Angostura bitters creator Dr. J.S.B. Siegert didn't intend for his bitters to be a bar staple. The German nerd and adventurer arrived at the Venezuelan port of Angostura to work as Simón Bolívar's surgeon general in 1820, and when Bolívar left the country the next year, he was free to do his thing. He decided his thing was to study native botanicals. Within a few years Dr. Siegert had compounded a relatively tasty cure-all tonic, quit being a doctor, and begun producing the stuff commercially.
Angostura's marketing campaign was strong, right from the start. The tonic was taken in the port to counter seasickness and cholera. It became popular with the disappointed paradise-seeking fever dreamers suffering from tropical diseases and stuck in mosquito-infested mud huts. Others took it for baldness, sores, impotence, hangovers. It was offered as a general restorative in local hospitals. It mended broken hearts! It reversed the very arrow of time! It was also nice mixed with a bit of gin.
The company, as it grew and exported, produced cookbooks and promotional pamphlets with recipes, encouraging people to use bitters at home. A pamphlet I came across inside a corporate mixing guide first published in 1947 is full of stupidly perfect suggestions: add Angostura to hamburger patties, packaged pudding, or canned cream of mushroom soup. And why not?
I made a plain chocolate cake with Angostura "buttercreamcheese" frosting: one part butter, one part cream cheese, and two parts powdered sugar beaten smooth with a wooden spoon and a little determination. I didn't measure the bitters—I just shook in a few dashes and gradually added more, tasting as I went along. The frosting turned an unfortunate dirty dishwater grey but then, as I kept shaking in more bitters, a very pale pink. It tasted delicious, like a root beer float.

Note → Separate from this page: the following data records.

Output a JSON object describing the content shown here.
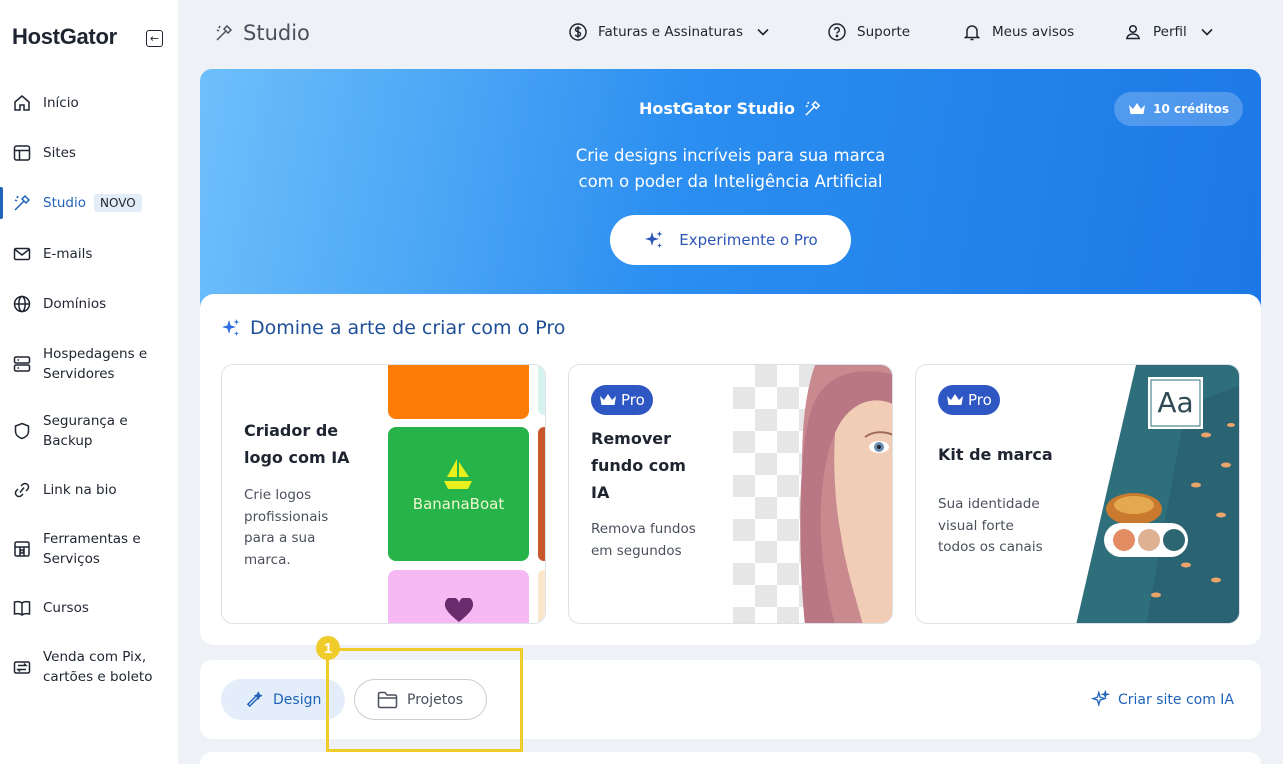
{
  "brand": {
    "logo_text": "HostGator"
  },
  "sidebar": {
    "items": [
      {
        "label": "Início",
        "icon": "home-icon"
      },
      {
        "label": "Sites",
        "icon": "layout-icon"
      },
      {
        "label": "Studio",
        "icon": "wand-icon",
        "badge": "NOVO",
        "active": true
      },
      {
        "label": "E-mails",
        "icon": "mail-icon"
      },
      {
        "label": "Domínios",
        "icon": "globe-icon"
      },
      {
        "label": "Hospedagens e",
        "label2": "Servidores",
        "icon": "server-icon"
      },
      {
        "label": "Segurança e",
        "label2": "Backup",
        "icon": "shield-icon"
      },
      {
        "label": "Link na bio",
        "icon": "link-icon"
      },
      {
        "label": "Ferramentas e",
        "label2": "Serviços",
        "icon": "tools-icon"
      },
      {
        "label": "Cursos",
        "icon": "book-icon"
      },
      {
        "label": "Venda com Pix,",
        "label2": "cartões e boleto",
        "icon": "payment-icon"
      }
    ]
  },
  "header": {
    "title": "Studio",
    "billing": "Faturas e Assinaturas",
    "support": "Suporte",
    "notices": "Meus avisos",
    "profile": "Perfil"
  },
  "hero": {
    "title": "HostGator Studio",
    "subtitle_line1": "Crie designs incríveis para sua marca",
    "subtitle_line2": "com o poder da Inteligência Artificial",
    "cta": "Experimente o Pro",
    "credits": "10 créditos"
  },
  "pro_section": {
    "heading": "Domine a arte de criar com o Pro",
    "cards": [
      {
        "title_l1": "Criador de",
        "title_l2": "logo com IA",
        "desc_l1": "Crie logos",
        "desc_l2": "profissionais",
        "desc_l3": "para a sua",
        "desc_l4": "marca.",
        "logo_sample": "BananaBoat"
      },
      {
        "pill": "Pro",
        "title_l1": "Remover",
        "title_l2": "fundo com",
        "title_l3": "IA",
        "desc_l1": "Remova fundos",
        "desc_l2": "em segundos"
      },
      {
        "pill": "Pro",
        "title_l1": "Kit de marca",
        "desc_l1": "Sua identidade",
        "desc_l2": "visual forte",
        "desc_l3": "todos os canais",
        "font_sample": "Aa"
      }
    ]
  },
  "tabs": {
    "design": "Design",
    "projetos": "Projetos",
    "site_ia": "Criar site com IA"
  },
  "annotation": {
    "number": "1"
  },
  "colors": {
    "accent": "#1f62b9",
    "hero_start": "#6ec0fb",
    "hero_end": "#1c78e6",
    "pro_pill": "#2f57c4",
    "highlight": "#f0cc2a"
  }
}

In the same way that a few drops of bitters can balance the simplest cocktail, the frosting's one-note sweetness tasted more complicated with the warmth of the spices. Nothing crazy. I resolved to try bitters in more desserts, to treat them like any other essence. Like, what about an Angostura buttercream-filled chocolate macaroon? Or Peychaud bitters ice cream with a slice of fennel tarte Tatin? And wouldn't it be so cute, maybe too cute actually, to make a red velvet cake with pretty pink Peychaud bitters frosting?
I snapped out of it after baking and frosting this quadruple-chocolate layer cake without a stand mixer, my arm aching. I mean, how about just squirting bitters on vanilla ice cream, eating it out of the tub, and calling it a day? Stupidly perfect.
We want to hear what you think about this article. Submit a letter to the editor or write to firstname.lastname@example.org.